A bilateral free trade agreement (FTA) with South Korea could deliver significant commercial benefits across many sectors of the Canadian economy. In addition to generating benefits for Canadian consumers, an FTA with South Korea would better enable Canadian companies to tap into global value chains, take advantage of increased export opportunities, and employ South Korea as a strategic base for expanding their presence in Northeast Asia.
Canada and Korea met for a thirteenth round of negotiations toward a Canada-Korea Free Trade Agreement (CKFTA) in Ottawa, March 25-28, 2008. The negotiations were well-advanced, but reached an impasse on a limited number of issues.
The resumption of Canadian beef exports to Korea in early 2012 was an important development in the bilateral relationship and created positive momentum. Building on this momentum, Canada and Korea have been actively engaged in discussions with a view to concluding in the FTA negotiations. Discussions continue between Canadian and Korean officials in order to identify the best way forward. Canada’s objective remains to conclude in the near term a high-quality agreement that promotes Canadian interests.
On November 19, 2004, the Prime Minister of Canada and President of the Republic of Korea announced that the two countries would begin talks to explore the feasibility of negotiating a free trade agreement. On July 15, 2005, the Canadian and South Korean trade ministers formally announced the launch of bilateral free trade negotiations.

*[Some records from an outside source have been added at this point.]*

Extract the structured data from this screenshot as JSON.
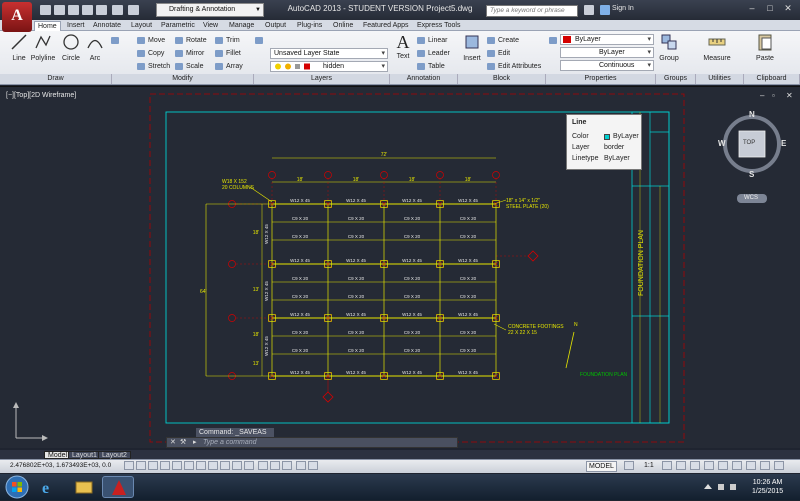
{
  "title_bar": {
    "app_button": "A",
    "workspace": "Drafting & Annotation",
    "title": "AutoCAD 2013 - STUDENT VERSION    Project5.dwg",
    "search_placeholder": "Type a keyword or phrase",
    "sign_in": "Sign In"
  },
  "tabs": [
    "Home",
    "Insert",
    "Annotate",
    "Layout",
    "Parametric",
    "View",
    "Manage",
    "Output",
    "Plug-ins",
    "Online",
    "Featured Apps",
    "Express Tools"
  ],
  "ribbon": {
    "draw": {
      "label": "Draw",
      "line": "Line",
      "polyline": "Polyline",
      "circle": "Circle",
      "arc": "Arc"
    },
    "modify": {
      "label": "Modify",
      "move": "Move",
      "rotate": "Rotate",
      "trim": "Trim",
      "copy": "Copy",
      "mirror": "Mirror",
      "fillet": "Fillet",
      "stretch": "Stretch",
      "scale": "Scale",
      "array": "Array"
    },
    "layers": {
      "label": "Layers",
      "state": "Unsaved Layer State",
      "current": "hidden"
    },
    "annotation": {
      "label": "Annotation",
      "text": "Text",
      "linear": "Linear",
      "leader": "Leader",
      "table": "Table"
    },
    "block": {
      "label": "Block",
      "insert": "Insert",
      "create": "Create",
      "edit": "Edit",
      "edit_attributes": "Edit Attributes"
    },
    "properties": {
      "label": "Properties",
      "color": "ByLayer",
      "lineweight": "ByLayer",
      "linetype": "Continuous"
    },
    "groups": {
      "label": "Groups",
      "group": "Group"
    },
    "utilities": {
      "label": "Utilities",
      "measure": "Measure"
    },
    "clipboard": {
      "label": "Clipboard",
      "paste": "Paste"
    }
  },
  "viewport": {
    "label": "[−][Top][2D Wireframe]"
  },
  "drawing": {
    "overall_dim": "72'",
    "span_dims": [
      "18'",
      "18'",
      "18'",
      "18'"
    ],
    "row_dims": [
      "18'",
      "13'",
      "18'",
      "13'"
    ],
    "side_dim": "64'",
    "column_note": [
      "W18 X 152",
      "20 COLUMNS"
    ],
    "plate_note": [
      "18\" x 14\" x 1/2\"",
      "STEEL PLATE (20)"
    ],
    "footing_note": [
      "CONCRETE FOOTINGS",
      "22 X 22 X 15"
    ],
    "girder_label": "W12 X 45",
    "joist_label": "C9 X 20",
    "plan_label": "FOUNDATION PLAN",
    "north": "N",
    "title_block_main": "FOUNDATION PLAN"
  },
  "tooltip": {
    "title": "Line",
    "color_label": "Color",
    "color_value": "ByLayer",
    "layer_label": "Layer",
    "layer_value": "border",
    "linetype_label": "Linetype",
    "linetype_value": "ByLayer"
  },
  "nav_cube": {
    "n": "N",
    "s": "S",
    "e": "E",
    "w": "W",
    "face": "TOP",
    "wcs": "WCS"
  },
  "command": {
    "history_label": "Command:",
    "history_value": "_SAVEAS",
    "placeholder": "Type a command"
  },
  "layout_tabs": [
    "Model",
    "Layout1",
    "Layout2"
  ],
  "status": {
    "coords": "2.476802E+03, 1.673493E+03, 0.0",
    "model": "MODEL",
    "scale": "1:1"
  },
  "clock": {
    "time": "10:26 AM",
    "date": "1/25/2015"
  },
  "colors": {
    "accent_red": "#d40000",
    "drawing_yellow": "#e6e600",
    "drawing_cyan": "#00d0d0",
    "drawing_green": "#00c000"
  }
}
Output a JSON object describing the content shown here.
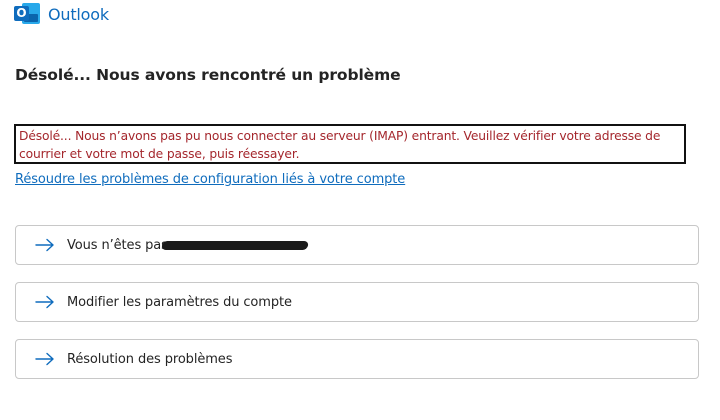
{
  "header": {
    "app_title": "Outlook",
    "logo_letter": "O",
    "brand_color": "#0f6cbd"
  },
  "error": {
    "title": "Désolé... Nous avons rencontré un problème",
    "message": "Désolé... Nous n’avons pas pu nous connecter au serveur (IMAP) entrant. Veuillez vérifier votre adresse de courrier et votre mot de passe, puis réessayer.",
    "message_color": "#a4262c",
    "help_link": "Résoudre les problèmes de configuration liés à votre compte"
  },
  "actions": [
    {
      "label": "Vous n’êtes pas",
      "icon": "arrow-right-icon"
    },
    {
      "label": "Modifier les paramètres du compte",
      "icon": "arrow-right-icon"
    },
    {
      "label": "Résolution des problèmes",
      "icon": "arrow-right-icon"
    }
  ]
}
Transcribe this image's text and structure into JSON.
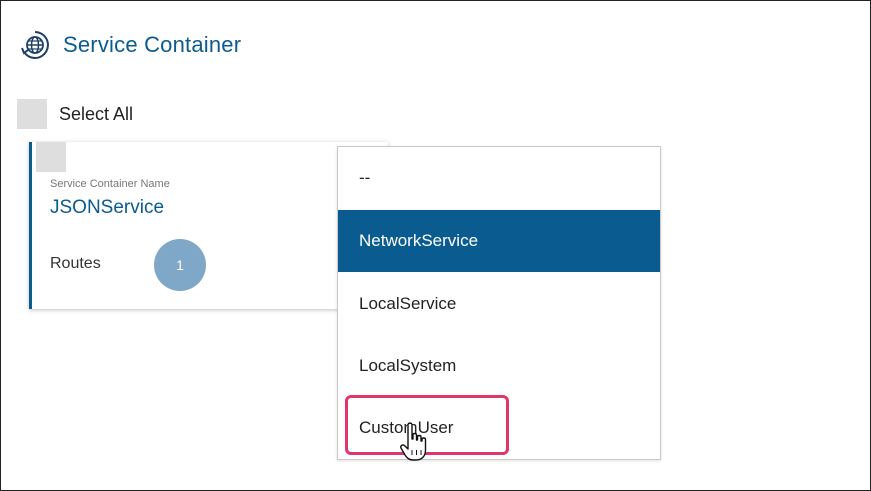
{
  "header": {
    "title": "Service Container",
    "icon": "globe-refresh-icon",
    "accent_color": "#0a5b8f"
  },
  "select_all": {
    "label": "Select All",
    "checked": false
  },
  "card": {
    "caption": "Service Container Name",
    "name": "JSONService",
    "routes_label": "Routes",
    "routes_count": "1",
    "badge_color": "#7fa7c7"
  },
  "dropdown": {
    "options": [
      "--",
      "NetworkService",
      "LocalService",
      "LocalSystem",
      "CustomUser"
    ],
    "selected": "NetworkService",
    "selected_color": "#0a5b8f",
    "hovered": "CustomUser",
    "highlight_color": "#e0376a"
  },
  "cursor": {
    "icon": "hand-pointer-icon"
  }
}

Canada and Korea are established trade and investment partners. In 2012, Canadian merchandise exports to Korea were valued at $3.7 billion, while Canada's merchandise imports from Korea were $6.4 billion. Canada's exports of services to Korea amounted to $788 million, while services imports from Korea were valued at $376 million in 2010, the latest year for which this data is available. In 2011, Canadian foreign direct investment (FDI) in Korea was $365 million, while Korean FDI in Canada was over $6 billion.
The government appreciates the input of all Canadians who have contributed to the consultative process to date. Their views will be taken into account as the Canada-Korea initiative proceeds and in the development of Canada's trade agenda more broadly.
On January 31, 2005, Canada launched extensive domestic consultations with business, citizen-based organizations and individual Canadians, as well as with the provincial and territorial governments, to obtain advice and views on priorities, objectives and concerns to help define the possible scope of this initiative (See ARCHIVED - Canada Gazette Notice).
An Initial Environmental Assessment of the Canada-Korea Free Trade Agreement negotiations was also conducted to help better integrate environmental considerations into the negotiating process. To supplement the environmental assessment process, the Department released a Preliminary Assessment of the Economic Impacts of a Canada-Korea FTA. A Final Environmental Assessment will be conducted once negotiations with Korea are concluded and the details of the free trade agreement are known.
Interested Canadians continue to be invited to make submissions on any area of the Canada- Korea negotiations through the departmental contact points below.
If you have questions or comments about this free trade agreement, we would like to hear from you. Please contact the Department of Foreign Affairs and International Trade at the following address:
Trade Negotiations III Division (TPW)
Department of Foreign Affairs and International Trade
Lester B. Pearson Building
125 promenade Sussex Drive
Ottawa, Ontario, K1A 0G2